Encourage Students to Give Feedback on Google Answers

Early on in the Digital Polarization Project we had students do large info-environmentalism projects, and we still do that sometimes. But I’ve become convinced that the more sustainable change is in simpler actions — stuff you can do in a few hours or even a few seconds.

Here’s an example from today — I was talking with my daughter about her summer job, and the question of what minimum wage was in Washington State came up. Google told us it was $11/hour:

minimum wage

And it was — in 2017. But it’s 2018, and so scanning a bit further we found the Washington government site, where it is listed as $11.50 as of this past January:


That could be that, but there is a feedback button below the Google result.


Now I do want to be clear — the chances of Google looking at your particular answer and fixing this particular answer is quite low.
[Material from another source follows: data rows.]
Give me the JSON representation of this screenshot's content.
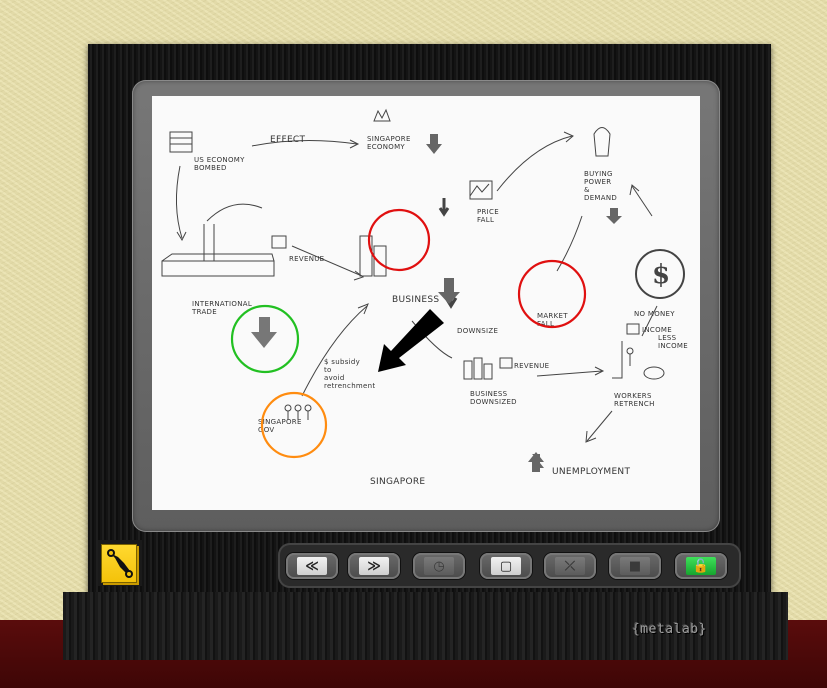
{
  "diagram": {
    "labels": {
      "us_economy": "US ECONOMY\nBOMBED",
      "effect": "EFFECT",
      "singapore_economy": "SINGAPORE\nECONOMY",
      "price_fall": "PRICE\nFALL",
      "buying_power": "BUYING\nPOWER\n&\nDEMAND",
      "revenue": "REVENUE",
      "international_trade": "INTERNATIONAL\nTRADE",
      "business": "BUSINESS",
      "market_fall": "MARKET\nFALL",
      "no_money": "NO MONEY",
      "downsize": "DOWNSIZE",
      "subsidy": "$ subsidy\nto\navoid\nretrenchment",
      "business_downsized": "BUSINESS\nDOWNSIZED",
      "revenue_small": "REVENUE",
      "income": "INCOME",
      "less_income": "LESS\nINCOME",
      "workers_retrench": "WORKERS\nRETRENCH",
      "singapore_gov": "SINGAPORE\nGOV",
      "unemployment": "UNEMPLOYMENT",
      "singapore": "SINGAPORE"
    },
    "highlight_colors": {
      "red": "#e01010",
      "green": "#22c022",
      "orange": "#ff8c10",
      "pointer": "#000000"
    }
  },
  "toolbar": {
    "tools_icon": "wrench-icon",
    "buttons": [
      {
        "name": "rewind",
        "glyph": "≪",
        "icon": "rewind-icon"
      },
      {
        "name": "fast-forward",
        "glyph": "≫",
        "icon": "fast-forward-icon"
      },
      {
        "name": "timer",
        "glyph": "◷",
        "icon": "clock-icon"
      },
      {
        "name": "page",
        "glyph": "▢",
        "icon": "page-icon"
      },
      {
        "name": "fit",
        "glyph": "⤫",
        "icon": "fit-screen-icon"
      },
      {
        "name": "lock",
        "glyph": "■",
        "icon": "lock-icon"
      },
      {
        "name": "unlock",
        "glyph": "🔓",
        "icon": "unlock-icon"
      }
    ]
  },
  "brand": "{metalab}"
}
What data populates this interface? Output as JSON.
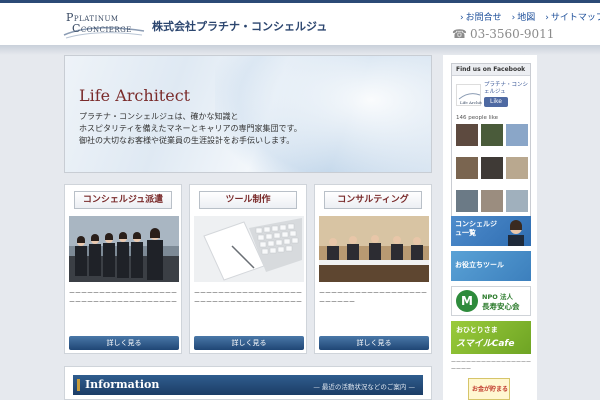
{
  "header": {
    "logo_line1": "PLATINUM",
    "logo_line2": "CONCIERGE",
    "company": "株式会社プラチナ・コンシェルジュ",
    "links": [
      "お問合せ",
      "地図",
      "サイトマップ"
    ],
    "phone": "03-3560-9011"
  },
  "hero": {
    "title": "Life Architect",
    "lines": [
      "プラチナ・コンシェルジュは、確かな知識と",
      "ホスピタリティを備えたマネーとキャリアの専門家集団です。",
      "御社の大切なお客様や従業員の生涯設計をお手伝いします。"
    ]
  },
  "cards": [
    {
      "title": "コンシェルジュ派遣",
      "text": "ーーーーーーーーーーーーーーーーーーーーーーーーーーーーーーーーーーーー",
      "button": "詳しく見る"
    },
    {
      "title": "ツール制作",
      "text": "ーーーーーーーーーーーーーーーーーーーーーーーーーーーーーーーーーーーー",
      "button": "詳しく見る"
    },
    {
      "title": "コンサルティング",
      "text": "ーーーーーーーーーーーーーーーーーーーーーーーー",
      "button": "詳しく見る"
    }
  ],
  "info": {
    "title": "Information",
    "subtitle": "— 最近の活動状況などのご案内 —"
  },
  "sidebar": {
    "fb_header": "Find us on Facebook",
    "fb_page_name": "プラチナ・コンシェルジュ",
    "fb_like": "Like",
    "fb_count": "146 people like",
    "banners": {
      "b1": "コンシェルジュ一覧",
      "b2": "お役立ちツール",
      "b3_line1": "NPO 法人",
      "b3_line2": "長寿安心会",
      "b4_line1": "おひとりさま",
      "b4_line2": "スマイルCafe"
    },
    "note": "ーーーーーーーーーーーーーーーーーーーー",
    "small_banner": "お金が貯まる"
  },
  "colors": {
    "brand_navy": "#2b4a76",
    "accent_red": "#7a2b2b",
    "button_blue": "#1f4675",
    "facebook_blue": "#4e69a2"
  }
}
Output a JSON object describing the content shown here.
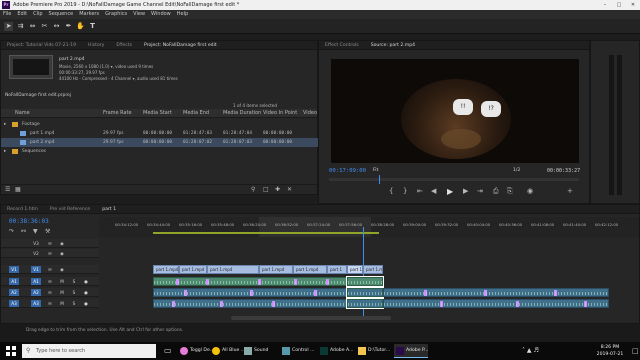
{
  "window": {
    "title": "Adobe Premiere Pro 2019 - D:\\NoFallDamage Game Channel Edit\\NoFallDamage first edit *",
    "logo": "Pr"
  },
  "menu": [
    "File",
    "Edit",
    "Clip",
    "Sequence",
    "Markers",
    "Graphics",
    "View",
    "Window",
    "Help"
  ],
  "tools": [
    "selection-tool",
    "track-select-tool",
    "ripple-edit-tool",
    "razor-tool",
    "slip-tool",
    "pen-tool",
    "hand-tool",
    "type-tool"
  ],
  "project_panel": {
    "tabs": [
      "Project: Tutorial Vids 07-21-19",
      "History",
      "Effects",
      "Project: NoFallDamage first edit"
    ],
    "clip_name": "part 2.mp4",
    "clip_info": [
      "Movie, 2560 x 1080 (1.0)  ▾, video used 9 times",
      "00:00:33:27, 29.97 fps",
      "44100 Hz - Compressed - 4 Channel  ▾, audio used 81 times"
    ],
    "project_file": "NoFallDamage first edit.prproj",
    "items_count": "1 of 4 items selected",
    "columns": [
      "Name",
      "Frame Rate",
      "Media Start",
      "Media End",
      "Media Duration",
      "Video In Point",
      "Video"
    ],
    "rows": [
      {
        "name": "Footage",
        "fps": "",
        "start": "",
        "end": "",
        "dur": "",
        "vin": "",
        "folder": true,
        "indent": 0
      },
      {
        "name": "part 1.mp4",
        "fps": "29.97 fps",
        "start": "00:00:00:00",
        "end": "01:28:47:03",
        "dur": "01:28:47:04",
        "vin": "00:00:00:00",
        "folder": false,
        "indent": 1
      },
      {
        "name": "part 2.mp4",
        "fps": "29.97 fps",
        "start": "00:00:00:00",
        "end": "01:28:07:02",
        "dur": "01:28:07:03",
        "vin": "00:00:00:00",
        "folder": false,
        "indent": 1
      },
      {
        "name": "Sequences",
        "fps": "",
        "start": "",
        "end": "",
        "dur": "",
        "vin": "",
        "folder": true,
        "indent": 0
      }
    ]
  },
  "source_panel": {
    "tabs": [
      "Effect Controls",
      "Source: part 2.mp4"
    ],
    "timecode": "00:17:09:00",
    "fit": "Fit",
    "ratio": "1/2",
    "duration": "00:00:33:27",
    "speech_signs": [
      "!!",
      "!?"
    ]
  },
  "timeline": {
    "tabs": [
      "Record 1.htm",
      "Pre vid Reference",
      "part 1"
    ],
    "timecode": "00:38:36:03",
    "ruler": [
      "00:34:12:00",
      "00:34:44:00",
      "00:35:16:00",
      "00:35:48:00",
      "00:36:20:00",
      "00:36:52:00",
      "00:37:24:00",
      "00:37:56:00",
      "00:38:28:00",
      "00:39:00:00",
      "00:39:32:00",
      "00:40:04:00",
      "00:40:36:00",
      "00:41:08:00",
      "00:41:40:00",
      "00:42:12:00"
    ],
    "tracks": [
      "V3",
      "V2",
      "V1",
      "A1",
      "A2",
      "A3"
    ],
    "video_clips": [
      "part 1.mp4",
      "part 1.mp4",
      "part 1.mp4",
      "part 1.mp4",
      "part 1.mp4",
      "part 1",
      "part 1",
      "part 1.mp4"
    ]
  },
  "status_bar": "Drag edge to trim from the selection. Use Alt and Ctrl for other options.",
  "taskbar": {
    "search_placeholder": "Type here to search",
    "apps": [
      "Toggl De...",
      "All Blue ...",
      "Sound",
      "Control ...",
      "Adobe A...",
      "D:\\Tutor...",
      "Adobe P..."
    ],
    "time": "8:26 PM",
    "date": "2019-07-21"
  },
  "colors": {
    "accent": "#3f8ef2",
    "premiere_purple": "#2a0a4a",
    "video_clip": "#a6bce0",
    "audio_clip": "#4d8a6f"
  }
}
Google tends to avoid adjusting individual answers. But if it identifies a systemic problem — for example, broadly out of date minimum wage data across many states — it may result in some attention to the way they derive these answers. So go ahead and do it, it just takes a second:


Having students give feedback also helps remind students that the answers they see at the top of the Google result page are at best guesses.

If you’re looking for a quick classroom activity, going and look up the minimum wage in various states and see if Google gets it right. Give feedback if it doesn’t.